On September 16, the Chinese government suddenly announced its candidacy for the Comprehensive and Progressive Agreement for Trans-Pacific Partnership (TPP). But such a step was absurd from the start.
For example, the TPP’s SOE clause prohibits member countries from providing assistance to domestic SOEs. However, China has never stopped providing aid and has even stepped up efforts to take advantage of state-owned enterprises as part of a plan to make them “stronger and bigger” under the Xi administration. .
For a new candidate country to join the TPP, an agreement must be reached by all member countries. But China has been causing trade friction with member countries since last year, including imposing aggressive sanctions on Australia. It will be extremely difficult for China to get Australia’s consent in future negotiations to join the TPP, but these obstacles were created by none other than the Xi administration itself.
In this way, it’s clear why China’s candidacy was a botched move.
Factors that pushed China to take the plunge likely include the difficulties caused by the European Parliament’s decision to freeze ratification of the EU-China Comprehensive Investment Agreement. Another factor is the formation of the Quad, an alliance between Japan, the United States, Australia and India to counter China. And the emergence of a new partnership between the United States, Britain and Australia to contain China, AUKUS, would also figure in China’s reasons.
In other words, China has played the “TPP membership” card in a last measure of panic to emerge from its encirclement in the Indo-Pacific.
Ironically, this interim measure caused an unfortunate event for China. On September 22, prompted by China’s candidacy, Taiwan also formally applied to join the TPP.
The race to join the TPP began, and it was evident at the start line that Taiwan had the advantage.
Taiwan has a full market economy, does not have to worry about state-owned enterprises, generally enjoys good relations with TPP member countries, and does not experience trade frictions. The fact that Japan, TPP chairman this year, was the first to welcome Taiwan’s candidacy is another positive wind in its favor.
In the near future, Taiwan will likely join the TPP first in a big blow to China.
Not only will this destroy the reputation of the Xi administration, but it will also cause an even bigger problem for China. If Taiwan first becomes a member, China will find itself in the miserable position of having to crave Taiwan’s consent to join the TPP.

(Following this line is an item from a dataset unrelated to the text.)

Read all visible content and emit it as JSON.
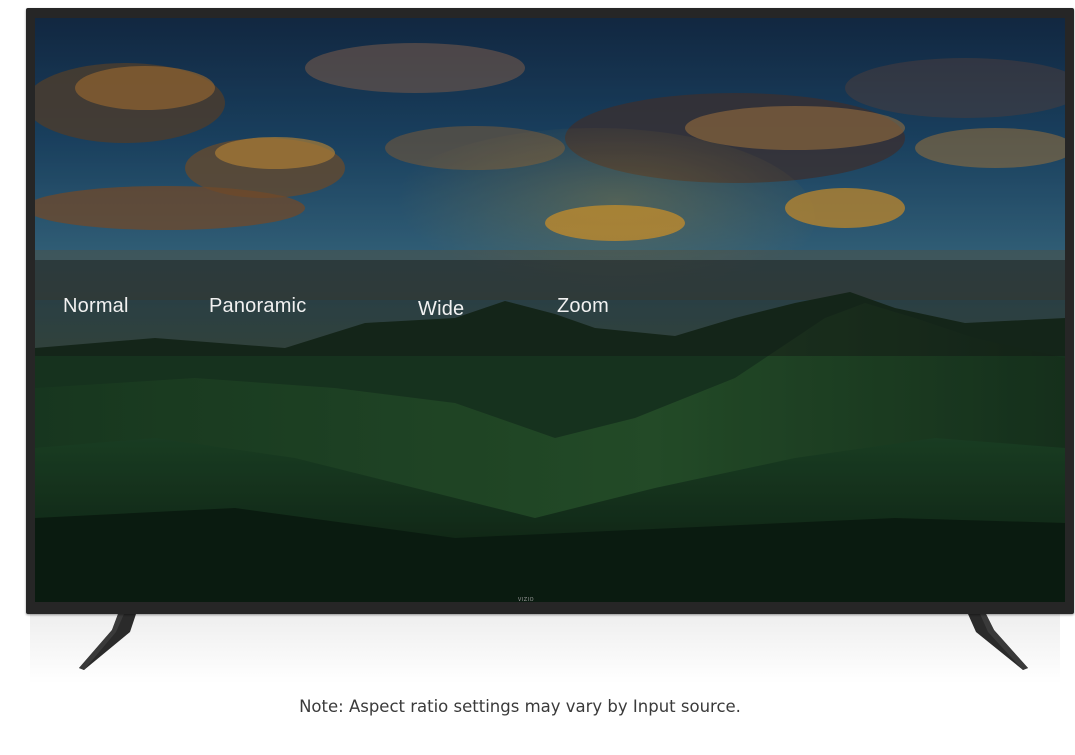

For Taiwan, joining the TPP will mean strengthening its international presence, and becoming a member of a free trade bloc representing major Pacific countries will make it difficult for the Xi administration to wage war in an attempt to annex Taiwan. Any reckless military action against Taiwan would provoke a fierce reaction from the regional international community, to the detriment of all member countries and the destruction of the free trade area.
In short, by applying for the TPP with a view to breaking out of its encirclement, China has unwittingly placed itself in an even more delicate situation by pushing Taiwan to apply for the TPP.
Recently, everything the Xi administration does seems to have turned against it, both domestically and externally.
As for the free world, including Japan, welcoming Taiwan as a member of the TPP will be the best way to maintain long-term peace and stability in the Taiwan Strait.
Read more English translations from Seki Hei’s China Watch column, here.
(Read it Sankei Shimbun column in japanese on this link.)
Author: Seki Hei